In a conference call to explain the company's current financial predicament, which includes a projected operating loss of $285 million, the former insurance industry chieftain slapped at the notion that the recent accounting issues could harm the company's agencies. "The tone of the businesses is good," he said.
He jabbed at downgrades in the company's credit rating by Standard and Poor's and Fitch's. `"'It's not material to us from a financial point of view."
And he sent a full-on roundhouse at the suggestions in the press that current reviews being conducted by major, long-standing clients General Motors Co. and L'Oreal could cripple Interpublic's media services offering. "I'm still amazed at the reliance placed in this industry on unsubstantiated and heavily hyped billings numbers as a measure of business vitality," he said.

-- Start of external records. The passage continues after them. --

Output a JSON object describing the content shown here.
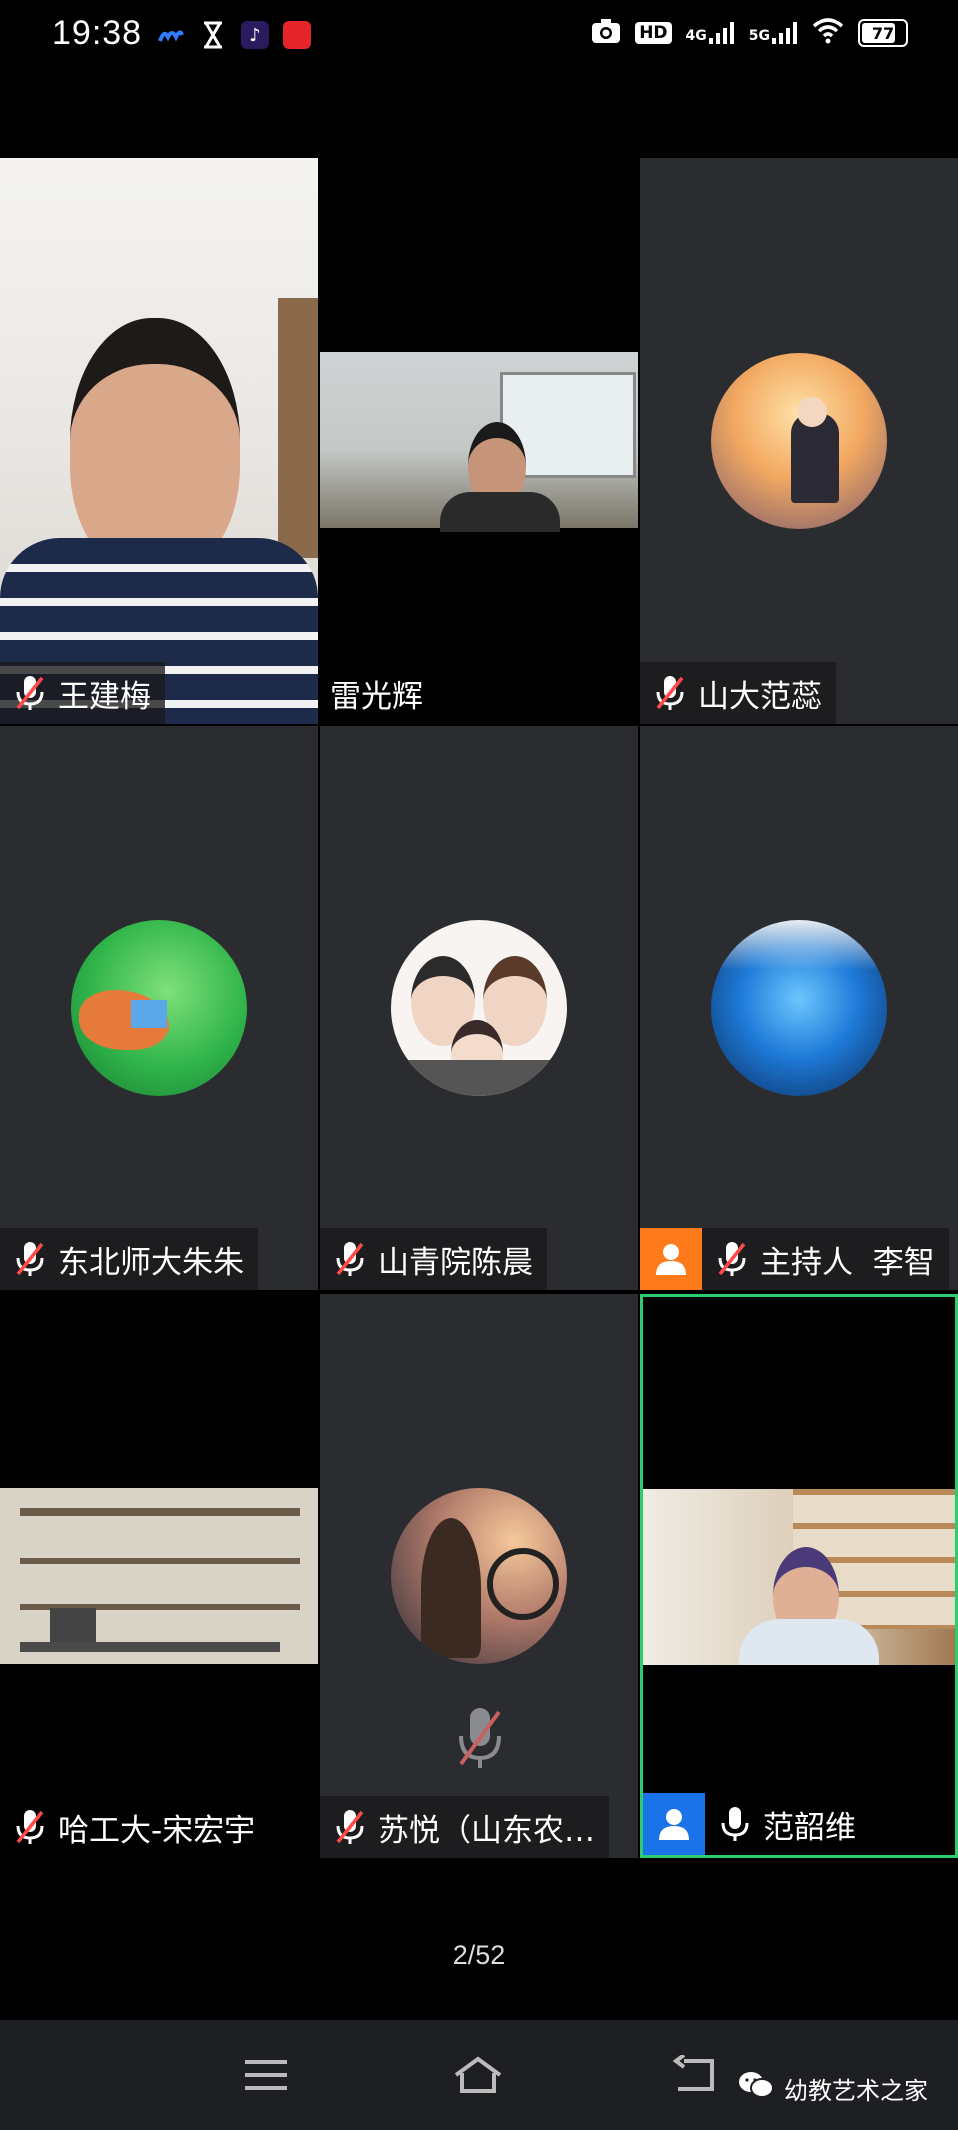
{
  "status_bar": {
    "time": "19:38",
    "hd_label": "HD",
    "net1": "4G",
    "net2": "5G",
    "battery": "77"
  },
  "participants": [
    {
      "name": "王建梅",
      "muted": true,
      "video": "camera"
    },
    {
      "name": "雷光辉",
      "muted": null,
      "video": "camera"
    },
    {
      "name": "山大范蕊",
      "muted": true,
      "video": "avatar"
    },
    {
      "name": "东北师大朱朱",
      "muted": true,
      "video": "avatar"
    },
    {
      "name": "山青院陈晨",
      "muted": true,
      "video": "avatar"
    },
    {
      "name": "主持人  李智",
      "muted": true,
      "video": "avatar",
      "host": true
    },
    {
      "name": "哈工大-宋宏宇",
      "muted": true,
      "video": "camera"
    },
    {
      "name": "苏悦（山东农…",
      "muted": true,
      "video": "avatar"
    },
    {
      "name": "范韶维",
      "muted": false,
      "video": "camera",
      "active_speaker": true
    }
  ],
  "pager": "2/52",
  "watermark": "幼教艺术之家",
  "colors": {
    "tile_bg": "#2b2c30",
    "active_border": "#2ecc71",
    "host_badge": "#ff7a1a",
    "self_badge": "#1a73e8",
    "mute_slash": "#ff4a4a"
  }
}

By the end, it was clear that Mr. Roth's mano a mano with an opponent called perception was the main event on a card also featuring the not-unimportant matter of Interpublic's financial performance last year. Although Mr. Roth could not say when 2004 and early 2005 financial results will be available, the third-largest ad holding company also released some preliminary and unaudited numbers.
The company said 2004 revenue rose 5.8% to $6.2 billion, but it also projected an operating loss of $285 million, due in part to fees from professional services.
The results, which could be restated, were much less encouraging than recent annual reports filed by Interpublic's two larger rivals, Omnicom Group and WPP Group. Omnicom, owner of networks like DDB and BBDO, saw its revenue rise 13% to $9.7 billion. WPP, which owns Ogilvy & Mather and recently closed its deal for Grey, increased its revenue by 17% to $7.9 billion. Both companies also improved their profitability last year.
Interpublic's stock price climbed following the call and the news earned upgrades from analysts at Deutsche Bank and Robert W. Baird, but some observers were unconvinced that the company is finding its way out of the financial muck. Merrill Lynch analyst Lauren Rich Fine, pointing to another $35 million in earn-outs and lease expenses that was improperly accounted for, said in a research note: "We remain amazed at the number of issues surfacing and suspect this will take longer than [Wall Street] expects." She called the stock, "Still Too Hot to Handle."
Interpublic is currently in the midst of long turnaround mounted after a late-1990s, early 2000s acquisition spree gone bad, which along with the ad recession, pounded the company's stock price. Recent, major new business wins like Intel, Nokia and Computer Associates have been overshadowed by the potential for financial restatements as the company reviews accounting procedures for acquisitions made between 1996 and 2001 and GM's $3.5 billion media-buying account.
Those two pieces of news, which broke on March 11, sent the stock plunging and put Mr. Roth on the defensive in just his second month atop the company. Already chairman when he added the chief executive title, Mr. Roth's charge is to marshal the company forward, in part, by improving trouble spots like Interpublic's media offering and ad agency network Lowe Worldwide. Both have seen frenetic activity recently with new Lowe CEO Tony Wright implementing reorganization and the ouster of a pair of Interpublic media executives to make way for the realignment of network's Universal McCann, Initiative Worldwide and the negotiations unit Magna Global.
Mr. Roth, who nodded to both of those developments during the conference call, said he's spent the past few weeks meeting with clients and with the community of search consultants who have a crucial impact on agencies' brands. Both, he said, were supportive.